Task item:
Begin with the line containing "Extract the structured" and copy each line exactly through the last line of the entries, inclusive.

Dataset excerpts:
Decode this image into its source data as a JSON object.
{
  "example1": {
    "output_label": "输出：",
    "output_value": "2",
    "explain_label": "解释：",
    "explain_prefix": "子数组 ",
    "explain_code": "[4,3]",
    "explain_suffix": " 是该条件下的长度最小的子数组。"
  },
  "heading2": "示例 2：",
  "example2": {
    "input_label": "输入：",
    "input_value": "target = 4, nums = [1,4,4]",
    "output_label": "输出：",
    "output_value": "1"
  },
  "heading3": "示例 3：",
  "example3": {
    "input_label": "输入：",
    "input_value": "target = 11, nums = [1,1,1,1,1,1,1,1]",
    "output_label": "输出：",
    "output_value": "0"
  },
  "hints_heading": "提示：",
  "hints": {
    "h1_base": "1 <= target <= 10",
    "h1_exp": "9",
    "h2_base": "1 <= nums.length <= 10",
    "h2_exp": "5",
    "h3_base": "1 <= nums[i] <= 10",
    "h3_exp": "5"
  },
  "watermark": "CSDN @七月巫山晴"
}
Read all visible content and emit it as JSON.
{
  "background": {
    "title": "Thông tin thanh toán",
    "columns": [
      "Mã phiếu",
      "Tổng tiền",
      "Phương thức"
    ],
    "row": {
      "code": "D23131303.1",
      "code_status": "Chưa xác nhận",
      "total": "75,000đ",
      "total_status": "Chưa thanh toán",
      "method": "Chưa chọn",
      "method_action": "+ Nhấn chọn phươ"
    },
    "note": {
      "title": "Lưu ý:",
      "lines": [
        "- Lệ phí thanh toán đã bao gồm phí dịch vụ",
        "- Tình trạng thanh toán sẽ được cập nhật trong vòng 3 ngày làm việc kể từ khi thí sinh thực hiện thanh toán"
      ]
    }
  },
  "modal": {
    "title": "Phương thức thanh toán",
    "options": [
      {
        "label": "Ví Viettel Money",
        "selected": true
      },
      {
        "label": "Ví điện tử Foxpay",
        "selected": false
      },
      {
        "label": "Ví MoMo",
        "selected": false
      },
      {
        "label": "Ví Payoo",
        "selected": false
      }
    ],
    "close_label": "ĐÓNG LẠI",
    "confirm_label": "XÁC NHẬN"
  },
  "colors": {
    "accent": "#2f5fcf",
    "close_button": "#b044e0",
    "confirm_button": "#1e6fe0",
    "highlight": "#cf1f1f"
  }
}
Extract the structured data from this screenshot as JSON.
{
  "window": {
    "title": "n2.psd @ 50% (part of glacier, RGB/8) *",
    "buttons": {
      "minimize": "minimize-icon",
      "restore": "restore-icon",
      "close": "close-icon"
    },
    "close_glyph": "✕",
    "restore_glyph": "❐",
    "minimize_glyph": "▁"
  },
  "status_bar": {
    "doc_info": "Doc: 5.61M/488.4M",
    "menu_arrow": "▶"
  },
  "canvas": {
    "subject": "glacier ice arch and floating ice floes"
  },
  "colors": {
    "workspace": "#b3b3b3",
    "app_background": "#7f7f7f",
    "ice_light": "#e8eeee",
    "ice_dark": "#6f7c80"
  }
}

Exercise answer:
Extract the structured data from this screenshot as JSON.
{
  "window": {
    "title": "n2.psd @ 50% (part of glacier, RGB/8) *",
    "buttons": {
      "minimize": "minimize-icon",
      "restore": "restore-icon",
      "close": "close-icon"
    },
    "close_glyph": "✕",
    "restore_glyph": "❐",
    "minimize_glyph": "▁"
  },
  "status_bar": {
    "doc_info": "Doc: 5.61M/488.4M",
    "menu_arrow": "▶"
  },
  "canvas": {
    "subject": "glacier ice arch and floating ice floes"
  },
  "colors": {
    "workspace": "#b3b3b3",
    "app_background": "#7f7f7f",
    "ice_light": "#e8eeee",
    "ice_dark": "#6f7c80"
  }
}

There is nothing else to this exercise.